DESCRIPTION OF THE TASK =
Nothing but a number belongs in the answer: how many lines of the records below contain the string "View".

Data excerpts
BEGIN

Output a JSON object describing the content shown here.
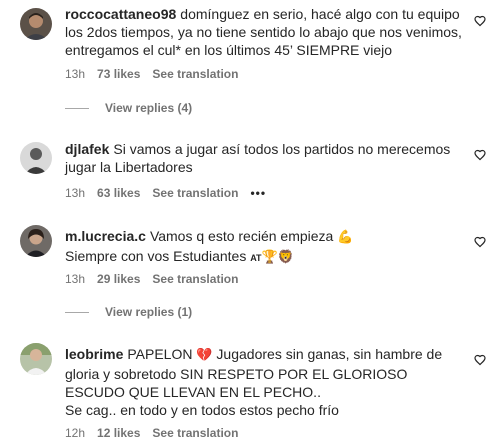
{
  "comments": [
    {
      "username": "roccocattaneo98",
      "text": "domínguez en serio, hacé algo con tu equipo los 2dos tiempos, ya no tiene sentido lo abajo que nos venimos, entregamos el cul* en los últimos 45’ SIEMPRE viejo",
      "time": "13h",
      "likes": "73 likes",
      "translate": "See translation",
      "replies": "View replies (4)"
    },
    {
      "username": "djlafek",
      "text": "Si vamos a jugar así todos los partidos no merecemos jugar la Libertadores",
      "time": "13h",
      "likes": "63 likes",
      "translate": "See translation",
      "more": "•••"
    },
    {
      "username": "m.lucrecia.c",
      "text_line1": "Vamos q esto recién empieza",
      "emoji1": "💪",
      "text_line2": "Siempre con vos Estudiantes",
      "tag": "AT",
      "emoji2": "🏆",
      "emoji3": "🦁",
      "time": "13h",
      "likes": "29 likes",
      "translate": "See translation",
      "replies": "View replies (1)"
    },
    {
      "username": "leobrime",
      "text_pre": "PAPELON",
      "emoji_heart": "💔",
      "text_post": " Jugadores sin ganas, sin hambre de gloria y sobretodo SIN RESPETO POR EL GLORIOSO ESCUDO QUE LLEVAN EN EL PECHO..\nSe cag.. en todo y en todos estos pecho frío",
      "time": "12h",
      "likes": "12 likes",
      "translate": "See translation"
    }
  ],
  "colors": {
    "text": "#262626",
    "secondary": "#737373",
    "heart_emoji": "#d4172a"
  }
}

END

FINAL ANSWER =
2